- Commissioners are supposed to be people with a demonstrated history of community involvement or interest in walking or bicycling issues, and one is supposed to be qualified by training or professional experience and demonstrated leadership in one of the following categories: a licensed civil or traffic engineer; or a professional transportation planner.
The General Plan and Climate Action & Adaptation Plan
The General Plan is the City of Sacramento’s policy guide for the future. It sets policy guidelines for everything from the physical boundaries of the city to its economic growth and physical development. Think of it as a guide for future development and preservation of resources. The “GP” is a very long 500+ page document.
Sacramento is currently governed by the 2035 General Plan, which was passed by City Council in March 2015. Right now, from May through August 2023, the City planning department is accepting comments from the public on the draft 2040 General Plan and Climate Action & Adaptation Plan. Comments will be received through the end of August. Strong SacTown’s major priority in summer 2023 is to get as many people as possible to submit comments on the shortcomings of the 2040 General Plan and Climate Action & Adaptation Plan!
The Transportation Planning team is responsible for planning the City’s future transportation needs, ensuring we support safety and mobility for our communities. This team sits within the Department of Public Works. The Active Transportation Program Specialist is Jennifer Donlon Wyant.
Note: This section of the General Plan is under the “Mobility” element.
Transit Oriented Development
Transit Oriented Development “TOD” is a term for the idea of creating dense, walkable, and mixed-use spaces near transit that support vibrant, sustainable, and equitable communities. The City of Sacramento passed a Transit-Oriented Development Ordinance in 2018 and amended the ordinance in 2020 to incentivize transit supportive uses near light rail stations, and to preserve transit areas for appropriate development opportunities.
Office of Climate Action & Sustainability
Located in the City Manager’s Office, the Office of Climate Action & Sustainability (OCAS) leads the City of Sacramento’s efforts to address climate change and accelerate City actions to achieve a resilient, carbon zero future. It was formed in 2021. The lead staff is Jennifer Venema.
Missing Middle Housing Study

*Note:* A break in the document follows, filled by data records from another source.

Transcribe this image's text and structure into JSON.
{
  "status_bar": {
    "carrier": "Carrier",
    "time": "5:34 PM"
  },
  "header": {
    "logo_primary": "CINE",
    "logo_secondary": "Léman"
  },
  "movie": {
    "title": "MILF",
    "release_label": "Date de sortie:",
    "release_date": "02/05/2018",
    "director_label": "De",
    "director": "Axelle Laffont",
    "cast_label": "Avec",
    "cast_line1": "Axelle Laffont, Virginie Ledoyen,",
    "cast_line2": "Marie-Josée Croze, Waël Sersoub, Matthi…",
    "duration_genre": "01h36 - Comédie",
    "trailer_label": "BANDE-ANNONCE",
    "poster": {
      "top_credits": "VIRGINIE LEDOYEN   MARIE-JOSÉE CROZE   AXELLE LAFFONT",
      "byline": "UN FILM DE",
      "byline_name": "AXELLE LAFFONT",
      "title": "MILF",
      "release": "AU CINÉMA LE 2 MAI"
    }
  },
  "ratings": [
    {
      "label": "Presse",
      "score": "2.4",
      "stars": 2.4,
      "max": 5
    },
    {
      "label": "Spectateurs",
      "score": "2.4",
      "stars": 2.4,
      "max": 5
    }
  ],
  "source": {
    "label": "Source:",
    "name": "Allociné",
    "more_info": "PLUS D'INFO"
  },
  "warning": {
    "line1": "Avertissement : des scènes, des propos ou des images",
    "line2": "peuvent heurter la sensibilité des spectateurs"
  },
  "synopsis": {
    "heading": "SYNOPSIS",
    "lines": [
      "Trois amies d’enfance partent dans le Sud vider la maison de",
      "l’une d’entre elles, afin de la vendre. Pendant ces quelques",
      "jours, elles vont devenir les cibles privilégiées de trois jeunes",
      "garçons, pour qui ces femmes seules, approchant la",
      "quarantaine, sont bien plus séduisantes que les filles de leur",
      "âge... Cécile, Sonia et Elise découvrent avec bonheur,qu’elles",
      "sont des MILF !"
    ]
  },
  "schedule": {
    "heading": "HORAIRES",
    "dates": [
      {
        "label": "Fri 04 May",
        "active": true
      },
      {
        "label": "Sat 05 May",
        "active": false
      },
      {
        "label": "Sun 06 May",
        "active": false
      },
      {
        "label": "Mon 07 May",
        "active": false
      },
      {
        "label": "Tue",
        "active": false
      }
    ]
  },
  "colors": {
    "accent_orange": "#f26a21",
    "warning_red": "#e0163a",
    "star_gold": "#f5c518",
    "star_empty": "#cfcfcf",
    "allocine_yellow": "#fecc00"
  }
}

“Missing Middle Housing” promotes housing choice and affordability through an incremental approach. In 2021, Sacramento City Council confirmed a strategy to allow a greater array of housing types citywide as part of the 2040 General Plan Update through the Missing Middle Housing Study.